“Oh, I'm glad you're not here. Um, something happened, but I don't know...let me call you back.”
My mom and I hypothesized about what could be wrong -- what if there was a fire or we'd been robbed?
She began browsing the news websites. “Look at this,” she said.
I read the headline -- “Naked man found stabbed near freeway.” and gasped.
“That spot is less than a block from my house!”
I texted Gavin: “Is Jacques the stabbed naked man?”
He called a few minutes later. “I need your keys. The police need to get in your room to investigate.”
Gavin told me that he'd come home early that morning and found the front door wide open, the kitchen spattered with blood and a knife laying on the floor.
When I got back, two of my friends accompanied me to the house to pick up some of my stuff -- I was too afraid to sleep there until we found out what happened. Had Jacques owed somebody money from poker? Had someone gotten violent on one of his many mushroom trips?
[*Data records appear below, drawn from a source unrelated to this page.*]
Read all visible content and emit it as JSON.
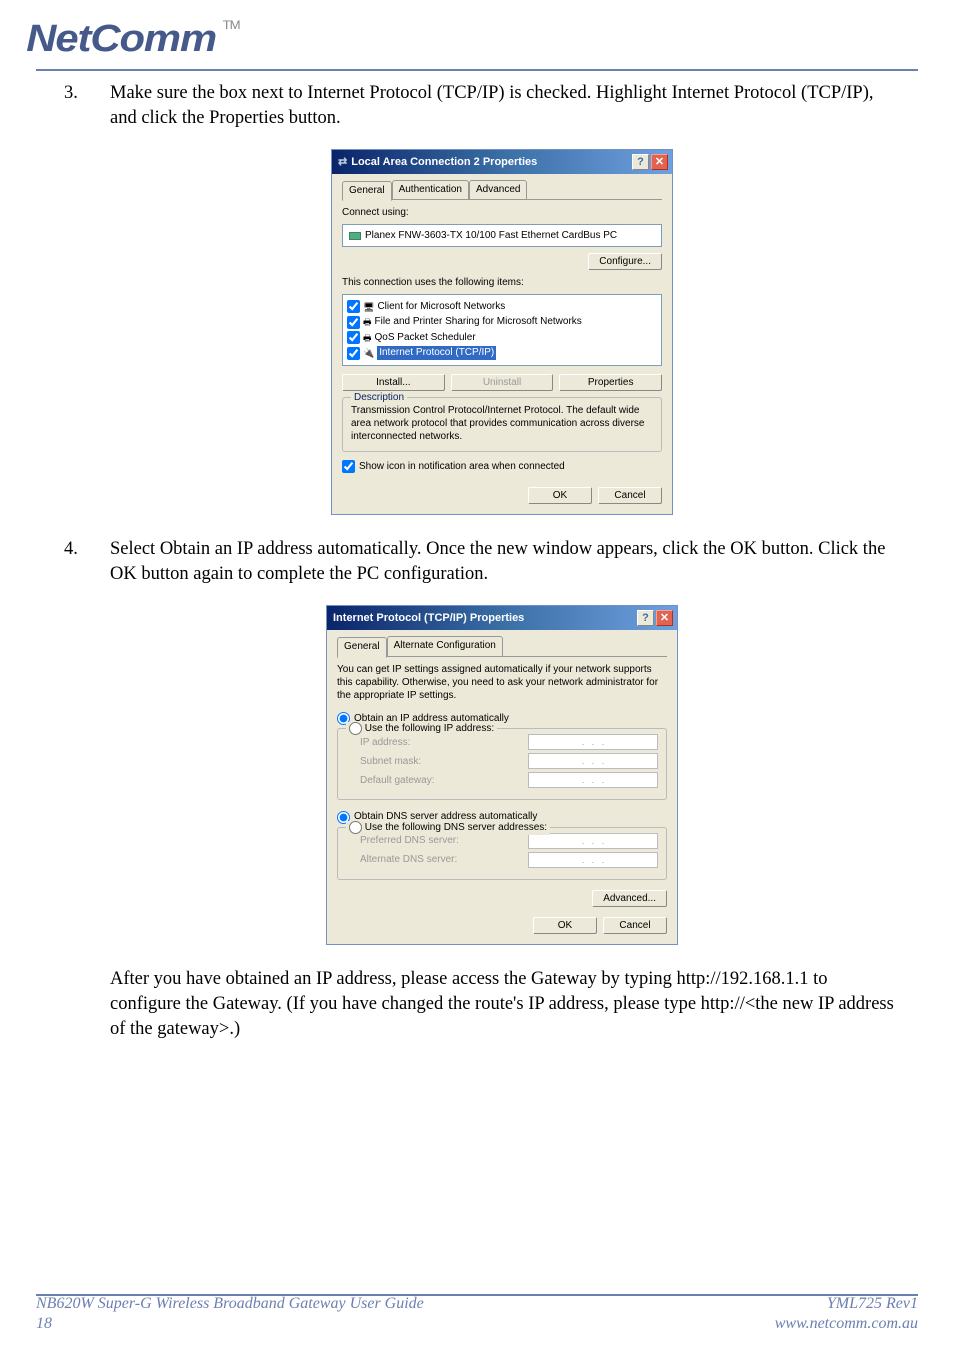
{
  "logo": {
    "text": "NetComm",
    "tm": "TM"
  },
  "steps": {
    "s3": {
      "num": "3.",
      "text": "Make sure the box next to Internet Protocol (TCP/IP) is checked. Highlight Internet Protocol (TCP/IP), and click the Properties button."
    },
    "s4": {
      "num": "4.",
      "text": "Select Obtain an IP address automatically. Once the new window appears, click the OK button. Click the OK button again to complete the PC configuration."
    }
  },
  "dialog1": {
    "title": "Local Area Connection 2 Properties",
    "tabs": {
      "t1": "General",
      "t2": "Authentication",
      "t3": "Advanced"
    },
    "connect_using": "Connect using:",
    "nic": "Planex FNW-3603-TX 10/100 Fast Ethernet CardBus PC",
    "configure": "Configure...",
    "uses_items": "This connection uses the following items:",
    "items": {
      "i1": "Client for Microsoft Networks",
      "i2": "File and Printer Sharing for Microsoft Networks",
      "i3": "QoS Packet Scheduler",
      "i4": "Internet Protocol (TCP/IP)"
    },
    "install": "Install...",
    "uninstall": "Uninstall",
    "properties": "Properties",
    "desc_legend": "Description",
    "desc_text": "Transmission Control Protocol/Internet Protocol. The default wide area network protocol that provides communication across diverse interconnected networks.",
    "show_icon": "Show icon in notification area when connected",
    "ok": "OK",
    "cancel": "Cancel"
  },
  "dialog2": {
    "title": "Internet Protocol (TCP/IP) Properties",
    "tabs": {
      "t1": "General",
      "t2": "Alternate Configuration"
    },
    "intro": "You can get IP settings assigned automatically if your network supports this capability. Otherwise, you need to ask your network administrator for the appropriate IP settings.",
    "r_auto_ip": "Obtain an IP address automatically",
    "r_use_ip": "Use the following IP address:",
    "ip_addr": "IP address:",
    "subnet": "Subnet mask:",
    "gateway": "Default gateway:",
    "r_auto_dns": "Obtain DNS server address automatically",
    "r_use_dns": "Use the following DNS server addresses:",
    "pref_dns": "Preferred DNS server:",
    "alt_dns": "Alternate DNS server:",
    "advanced": "Advanced...",
    "ok": "OK",
    "cancel": "Cancel"
  },
  "after": "After you have obtained an IP address, please access the Gateway by typing http://192.168.1.1 to configure the Gateway. (If you have changed the route's IP address, please type http://<the new IP address of the gateway>.)",
  "footer": {
    "left1": "NB620W Super-G Wireless Broadband  Gateway User Guide",
    "left2": "18",
    "right1": "YML725 Rev1",
    "right2": "www.netcomm.com.au"
  }
}
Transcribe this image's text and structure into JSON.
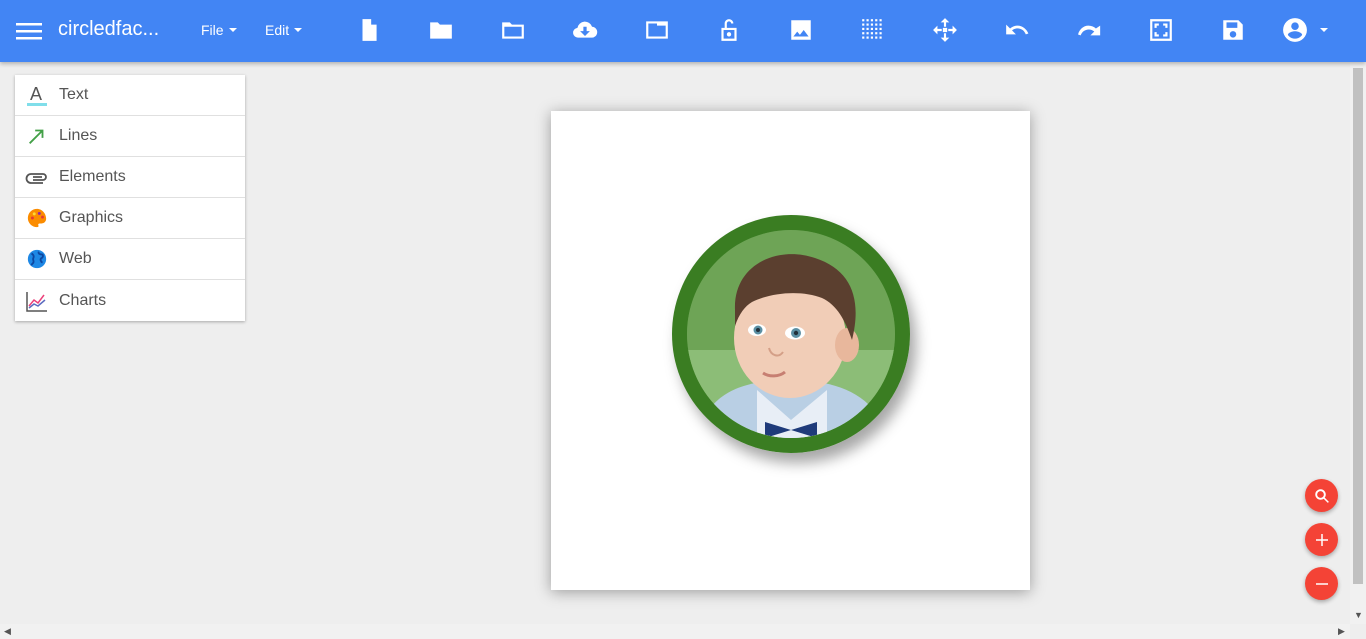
{
  "header": {
    "title": "circledfac...",
    "menus": [
      {
        "label": "File"
      },
      {
        "label": "Edit"
      }
    ],
    "toolbar_icons": [
      "new-file-icon",
      "open-folder-icon",
      "folder-outline-icon",
      "cloud-download-icon",
      "window-icon",
      "unlock-icon",
      "image-icon",
      "grid-icon",
      "move-icon",
      "undo-icon",
      "redo-icon",
      "fullscreen-icon",
      "save-icon",
      "account-icon"
    ]
  },
  "sidebar": {
    "items": [
      {
        "label": "Text",
        "icon": "text-icon"
      },
      {
        "label": "Lines",
        "icon": "arrow-line-icon"
      },
      {
        "label": "Elements",
        "icon": "paperclip-icon"
      },
      {
        "label": "Graphics",
        "icon": "palette-icon"
      },
      {
        "label": "Web",
        "icon": "globe-icon"
      },
      {
        "label": "Charts",
        "icon": "line-chart-icon"
      }
    ]
  },
  "canvas": {
    "frame_color": "#3a7d22"
  },
  "fabs": [
    "zoom-search-icon",
    "zoom-in-icon",
    "zoom-out-icon"
  ],
  "colors": {
    "header": "#4285f4",
    "fab": "#f44336"
  }
}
I said as much to Gavin, who said, “I understand you not wanting to stay here for a few days, but I don't think you're in any danger. The police think it was self inflicted.”
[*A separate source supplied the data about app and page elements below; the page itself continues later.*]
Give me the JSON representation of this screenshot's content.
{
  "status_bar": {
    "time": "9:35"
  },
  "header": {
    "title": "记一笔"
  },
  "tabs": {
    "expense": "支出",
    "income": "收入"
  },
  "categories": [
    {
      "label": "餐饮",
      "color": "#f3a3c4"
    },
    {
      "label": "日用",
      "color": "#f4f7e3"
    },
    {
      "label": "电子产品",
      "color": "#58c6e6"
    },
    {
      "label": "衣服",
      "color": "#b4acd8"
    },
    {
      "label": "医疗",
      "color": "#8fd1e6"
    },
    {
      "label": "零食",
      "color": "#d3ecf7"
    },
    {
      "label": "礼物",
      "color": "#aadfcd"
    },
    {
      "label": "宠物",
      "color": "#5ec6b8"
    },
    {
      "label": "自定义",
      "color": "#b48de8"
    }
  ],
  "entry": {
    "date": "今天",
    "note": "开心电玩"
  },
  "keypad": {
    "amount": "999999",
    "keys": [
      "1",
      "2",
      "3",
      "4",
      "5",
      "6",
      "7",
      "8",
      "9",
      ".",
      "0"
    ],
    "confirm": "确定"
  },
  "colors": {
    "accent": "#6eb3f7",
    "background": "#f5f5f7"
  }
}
My friends barraged Gavin with questions, but as he said it, I remembered something.
A few weeks ago, I'd come home wasted and found Jacques alone in the living room. He'd jumped up, exclaiming that he'd almost stabbed himself. While hallucinating, he'd become paranoid that someone was going to harm him, but realized that the real danger was himself. But I shouldn't worry, he quickly assured me, he realized that suicide would be a selfish act because the world deserved his wisdom.
When I remembered this, I felt extremely guilty. I'd chalked his words up to another crazy hallucination and forgotten them in my drunken haze. I had been an RA in college, I should have known to tell someone when another person mentioned suicide.
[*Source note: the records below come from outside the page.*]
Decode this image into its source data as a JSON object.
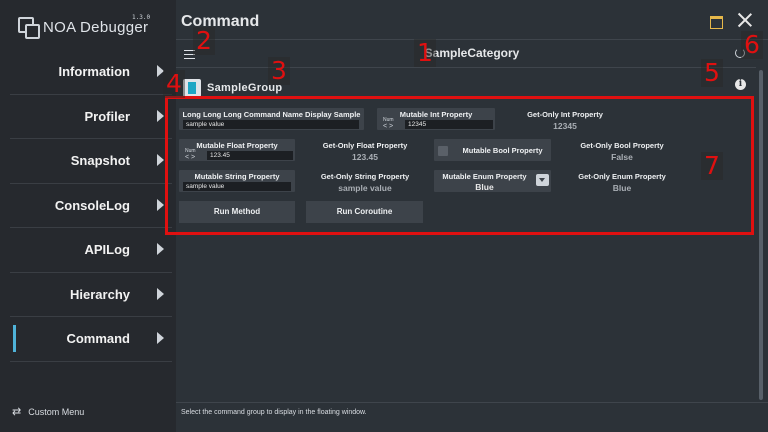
{
  "app": {
    "title": "NOA Debugger",
    "version": "1.3.0"
  },
  "sidebar": {
    "items": [
      {
        "label": "Information"
      },
      {
        "label": "Profiler"
      },
      {
        "label": "Snapshot"
      },
      {
        "label": "ConsoleLog"
      },
      {
        "label": "APILog"
      },
      {
        "label": "Hierarchy"
      },
      {
        "label": "Command",
        "active": true
      }
    ],
    "custom_menu": "Custom Menu"
  },
  "header": {
    "title": "Command",
    "category": "SampleCategory"
  },
  "group": {
    "title": "SampleGroup"
  },
  "commands": {
    "long_name": {
      "title": "Long Long Long Command Name Display Sample",
      "value": "sample value"
    },
    "mutable_int": {
      "title": "Mutable Int Property",
      "num_label": "Num",
      "arrows": "< >",
      "value": "12345"
    },
    "getonly_int": {
      "title": "Get-Only Int Property",
      "value": "12345"
    },
    "mutable_float": {
      "title": "Mutable Float Property",
      "num_label": "Num",
      "arrows": "< >",
      "value": "123.45"
    },
    "getonly_float": {
      "title": "Get-Only Float Property",
      "value": "123.45"
    },
    "mutable_bool": {
      "title": "Mutable Bool Property"
    },
    "getonly_bool": {
      "title": "Get-Only Bool Property",
      "value": "False"
    },
    "mutable_string": {
      "title": "Mutable String Property",
      "value": "sample value"
    },
    "getonly_string": {
      "title": "Get-Only String Property",
      "value": "sample value"
    },
    "mutable_enum": {
      "title": "Mutable Enum Property",
      "value": "Blue"
    },
    "getonly_enum": {
      "title": "Get-Only Enum Property",
      "value": "Blue"
    },
    "run_method": "Run Method",
    "run_coroutine": "Run Coroutine"
  },
  "footer": {
    "text": "Select the command group to display in the floating window."
  },
  "annotations": {
    "n1": "1",
    "n2": "2",
    "n3": "3",
    "n4": "4",
    "n5": "5",
    "n6": "6",
    "n7": "7"
  },
  "colors": {
    "accent": "#4fb3d9",
    "callout": "#e01010",
    "window_icon": "#e6b84a"
  }
}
I was sure that Gavin would be angry, but he replied calmly: “I wish you'd told me, but four of his friends said the same thing. Apparently he was going around telling everyone that story, laughing about it. At least he's alive, and stable.”
A few days later, Gavin invited Jacques' friends over to talk about the incident. As they arrived, they all hugged me, saying how sorry they were and how hard this must be for me. I was confused. It felt as though they were treating Gavin and I like Jacques' parents instead of his roommates.
Gavin began the discussion of the weeks that led up to the breakdown. He took a harsher stance than he had with me -- these were supposedly Jacques' closest friends. He asked them why none of them had intervened.
Gavin's calm facilitation quickly turned to yoga instructors sobbing and a 17-year-old girl saying “After we made love at the full moon celebration he told me he felt like he had to push himself into deeper hallucinations to protect us!”
Once everyone started talking, it wasn't hard to see what had happened. There were at least 20 people at our house in emotional distress, but none of them had spoken to each other about how strange Jacques had been acting.
It came out that Jacques had showed signs of paranoia, especially while hallucinating, but nobody had thought anything of it because he spent so much time trying to educate people on his healthy lifestyle. His friends were convinced by his guru act.
I never thought when I moved in with a guy who proclaimed himself to be an eco-hippie that he would try to control my life. Jacques had demeaned my job and pressured me into using hallucinogens. He believed his mission to swindle money from poker and use it to create urban gardens was more valid than mine, and he tried to exert that on me so I would help him pursue his goals while neglecting my own.
Gavin spoke with Jacques on the phone a few weeks ago -- he's recovering with his parents out of state, and I hope that he finds the wellness he's looking for away from psychedelic drugs. I came out lucky in the situation. I'd thought I had a lot in common with Jacques because of how people had defined me in college, but I was able to confront how my ideals differentiated from his and build a life in a new city.
*Names have been changed.